# What is expected
Lines from the material below that hold the string "dirección" are what is needed; copy each of them.

# Material for this exercise
============================================================
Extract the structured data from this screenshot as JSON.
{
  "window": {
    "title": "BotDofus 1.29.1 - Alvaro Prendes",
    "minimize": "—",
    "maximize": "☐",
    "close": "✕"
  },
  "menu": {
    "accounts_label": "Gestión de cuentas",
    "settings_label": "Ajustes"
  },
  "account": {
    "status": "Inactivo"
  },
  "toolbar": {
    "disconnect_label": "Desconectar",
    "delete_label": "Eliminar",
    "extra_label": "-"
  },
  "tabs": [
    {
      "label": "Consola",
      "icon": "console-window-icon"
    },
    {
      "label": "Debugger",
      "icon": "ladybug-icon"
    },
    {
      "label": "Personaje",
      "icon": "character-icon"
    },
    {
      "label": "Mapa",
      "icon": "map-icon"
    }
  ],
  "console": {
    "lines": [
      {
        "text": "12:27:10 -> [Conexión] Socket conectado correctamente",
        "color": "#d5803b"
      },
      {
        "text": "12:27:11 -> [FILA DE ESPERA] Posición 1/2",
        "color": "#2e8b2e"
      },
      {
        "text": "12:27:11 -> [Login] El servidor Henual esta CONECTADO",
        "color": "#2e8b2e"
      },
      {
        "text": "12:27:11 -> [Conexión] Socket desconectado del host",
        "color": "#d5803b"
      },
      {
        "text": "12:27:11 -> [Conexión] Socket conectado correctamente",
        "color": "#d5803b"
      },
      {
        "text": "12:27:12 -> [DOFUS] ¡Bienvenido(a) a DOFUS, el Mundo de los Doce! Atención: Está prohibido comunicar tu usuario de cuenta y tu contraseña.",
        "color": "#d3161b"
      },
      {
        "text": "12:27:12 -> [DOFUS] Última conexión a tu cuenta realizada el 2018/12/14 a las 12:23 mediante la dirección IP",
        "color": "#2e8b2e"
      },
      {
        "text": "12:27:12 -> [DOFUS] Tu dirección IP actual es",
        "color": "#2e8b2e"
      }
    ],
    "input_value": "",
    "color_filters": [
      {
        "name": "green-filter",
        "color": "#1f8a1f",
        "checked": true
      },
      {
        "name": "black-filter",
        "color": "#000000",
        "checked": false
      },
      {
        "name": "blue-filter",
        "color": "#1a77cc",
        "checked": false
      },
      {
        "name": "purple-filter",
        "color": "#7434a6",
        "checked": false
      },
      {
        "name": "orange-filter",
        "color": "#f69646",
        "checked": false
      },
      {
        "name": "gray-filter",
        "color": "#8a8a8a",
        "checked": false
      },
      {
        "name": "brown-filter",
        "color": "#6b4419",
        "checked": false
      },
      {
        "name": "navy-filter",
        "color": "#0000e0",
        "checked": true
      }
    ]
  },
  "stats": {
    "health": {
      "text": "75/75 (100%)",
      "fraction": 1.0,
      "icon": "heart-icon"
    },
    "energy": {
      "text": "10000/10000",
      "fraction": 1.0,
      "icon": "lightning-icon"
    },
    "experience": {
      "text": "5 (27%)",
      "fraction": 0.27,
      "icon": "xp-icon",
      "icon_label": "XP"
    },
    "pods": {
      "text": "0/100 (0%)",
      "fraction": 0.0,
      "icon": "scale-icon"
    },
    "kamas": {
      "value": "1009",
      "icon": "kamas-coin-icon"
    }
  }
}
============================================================
# Written answer
        "text": "12:27:12 -> [DOFUS] Última conexión a tu cuenta realizada el 2018/12/14 a las 12:23 mediante la dirección IP",
        "text": "12:27:12 -> [DOFUS] Tu dirección IP actual es",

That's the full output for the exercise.